Physics of

Otto Seiskari

Ray paths and gravitational lensing

As usual in raytracing, each sample (pixel) in the image corresponds to a path starting from the position p0 = (x0,y0,z0) of the camera, initially travelling to a direction d0 3 specified by the camera coordinate system. The path represents photons arriving to the camera from that direction. Instead of traveling in straight lines until hitting an object, the paths solve the photonic geodesic equation in the Schwarzschild space-time, which in certain units and spherical coordinates (t,r,𝜃,ϕ) takes the form (cf. [1, §4.2.1])

ds2 = 1 1 rdt2 + 1 1 r1dr2 r2(d𝜃2 sin 2𝜃 dϕ2) = 0.

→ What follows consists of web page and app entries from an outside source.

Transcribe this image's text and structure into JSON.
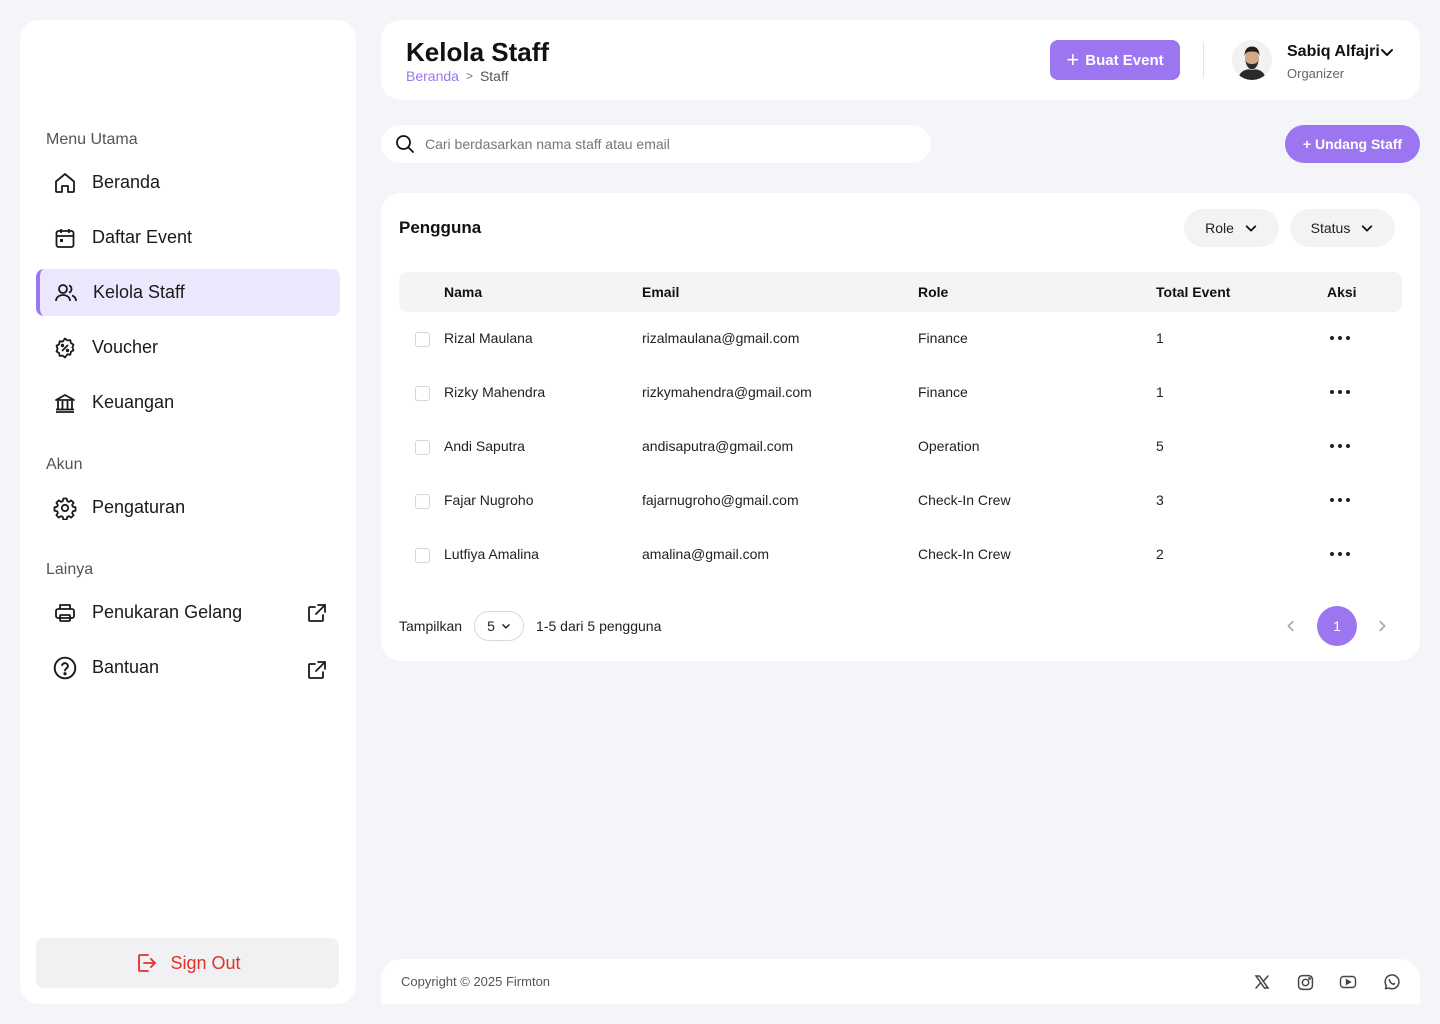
{
  "sidebar": {
    "sections": {
      "main": "Menu Utama",
      "account": "Akun",
      "other": "Lainya"
    },
    "items": [
      {
        "label": "Beranda",
        "icon": "home-icon"
      },
      {
        "label": "Daftar Event",
        "icon": "calendar-icon"
      },
      {
        "label": "Kelola Staff",
        "icon": "users-icon",
        "active": true
      },
      {
        "label": "Voucher",
        "icon": "voucher-icon"
      },
      {
        "label": "Keuangan",
        "icon": "bank-icon"
      },
      {
        "label": "Pengaturan",
        "icon": "gear-icon"
      },
      {
        "label": "Penukaran Gelang",
        "icon": "printer-icon",
        "external": true
      },
      {
        "label": "Bantuan",
        "icon": "help-icon",
        "external": true
      }
    ],
    "signout": "Sign Out"
  },
  "header": {
    "title": "Kelola Staff",
    "breadcrumb": {
      "home": "Beranda",
      "sep": ">",
      "current": "Staff"
    },
    "create_button": "Buat Event",
    "user": {
      "name": "Sabiq Alfajri",
      "role": "Organizer"
    }
  },
  "search": {
    "placeholder": "Cari berdasarkan nama staff atau email"
  },
  "invite_button": "+ Undang Staff",
  "table": {
    "title": "Pengguna",
    "filters": {
      "role": "Role",
      "status": "Status"
    },
    "columns": {
      "name": "Nama",
      "email": "Email",
      "role": "Role",
      "total": "Total Event",
      "action": "Aksi"
    },
    "rows": [
      {
        "name": "Rizal Maulana",
        "email": "rizalmaulana@gmail.com",
        "role": "Finance",
        "total": "1"
      },
      {
        "name": "Rizky Mahendra",
        "email": "rizkymahendra@gmail.com",
        "role": "Finance",
        "total": "1"
      },
      {
        "name": "Andi Saputra",
        "email": "andisaputra@gmail.com",
        "role": "Operation",
        "total": "5"
      },
      {
        "name": "Fajar Nugroho",
        "email": "fajarnugroho@gmail.com",
        "role": "Check-In Crew",
        "total": "3"
      },
      {
        "name": "Lutfiya Amalina",
        "email": "amalina@gmail.com",
        "role": "Check-In Crew",
        "total": "2"
      }
    ],
    "pagination": {
      "show_label": "Tampilkan",
      "per_page": "5",
      "summary": "1-5 dari 5 pengguna",
      "current_page": "1"
    }
  },
  "footer": {
    "copyright": "Copyright © 2025 Firmton",
    "social": [
      "x-icon",
      "instagram-icon",
      "youtube-icon",
      "whatsapp-icon"
    ]
  },
  "colors": {
    "accent": "#9b76f0",
    "accent_light": "#ece7fd",
    "danger": "#e0312a",
    "background": "#f4f5f9"
  }
}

Without loss of generality, one can fix 𝜃 = π 2 and, even though not very obviously (see, e.g., [3] and [2]), this gives the ordinary differential equation

u(ϕ) = u(ϕ) 1 3 2u2(ϕ) , (1)

for u := 1r. To solve it in the raytracer, I use the initial conditions

u(0) = 1 p0,u(0) = u(0)d0 n d0 t ,


n = p0 p0 and t = (n ×d0) ×n (n ×d0) ×n. (2)

span the plane in which the ray travels.

Equation (1) is integrated using the Leapfrog method until either a maximum number of steps N is reached or uj + Δuj < 0, which signals that the ray escapes at an angle ϕ (ϕj,ϕj + Δϕj). Given ϕ and u, the corresponding spatial coordinates p = (x,y,z) can be computed from (2) as

p = n cos ϕ + t sin ϕu.

The Schwarzschild time coordinate t is resolved by amending the numerical integration with

t(ϕ) = (u )2 + u2 (1 u) u2(1 u) ,

which is needed to compute light travel times for simulating apparent positions of moving objects. In order to do the integration in a visually accurate way, the step size Δϕj is varied using an ad hoc formula, in addition to using the classical approximation dt2 dx2 + dy2 + dz2 at large distances r from the black hole.

When the observer is moving with velocity v w.r.t. the Schwarzschild coordinate system, the ray directions d in the coordinate system of the observer (the camera coordinate system) are transformed by relativistic aberration, which is corresponds to the Lorentz velocity transformation

d0 = 1 1 + vd (d + v)v0 + 1 γd

where v = v0v, d = v0 d, d = d d and

γ = 1 1 v2. (3)

Circular orbits

The observer (unless stationary) and the planet both move on circular orbits with angular velocities given by [2]

dϕ dt = 1 r2(r 1). (4)

On such orbits, the time dilation of the observer relative to the planet is computed by updating the t-coordinate as

Δt = (Δt0 )2 (1 v2 ) 1 1 r ,

where Δt0 is the elapsed wall clock time between consecutive animation frames and v = rdϕdt.

When computing intersection between the planet and light paths, the motion of the planet has to be taken into account. Within the ODE integration steps, a ray-sphere intersection model can be used after mapping the ray to the moving coordinate system of the planet using a Lorentz velocity transformation.

Doppler shift and beaming

The Doppler factor for light arriving to the observer from direction d, emitted by a source moving at velocity v is [1, §1.7]

δ = γ(1 + d v), (5)

where γ is the Lorentz factor (3). The Doppler factor for a ray path connecting a moving light source and a moving observer can be computed as

δ = δoδs = γoγs(1 do vo)(1 + ds vs),

where do and ds are the initial and final (at intersection with the light source) photon directions on the ray path. The velocities vo and vs of the observer and the source can be determined by (4). All of these are given in the ‘‘stationary’’ Schwarzschild coordinate system. For the accretion disk, the velocity vs is computed assuming the disk consists of glowing matter moving in circular orbits given by (4).

The wavelengths of the emitted and observed light are related by λo = δλs and intensities by I(λo) = δ3I(λ s) [1]. The change in intensity is called relativistic beaming and the change in wavelength is Doppler shift, which is also commonly referred to as redshift (when δ > 1) or blueshift (δ < 1).

The perceived (RGB) colors corresponding to any fixed spectrum I can be precomputed in a one-dimensional lookup table (texture) as a function of the Doppler factor. This is done by integrating the shifted spectra with respect to the standard CIE color sensitivity measures [4]. The spectra used for the colors in this simulation are the black-body spectrum

I(λ) 2hc2 λ5 1 e hc λkBT 1

and hydrogen-α: I(λ) δ656.281nm(λ).


[1]   Jeremy Goodman, Topics in High-Energy Astrophysics

[2]   Riccardo Antonelli, Visualizing a Black Hole

[3]   Wikipedia, Schwarzschild Geodesics

[4]   Munsell Color Science Laboratory, CIE data

All web pages retrieved in December 2015.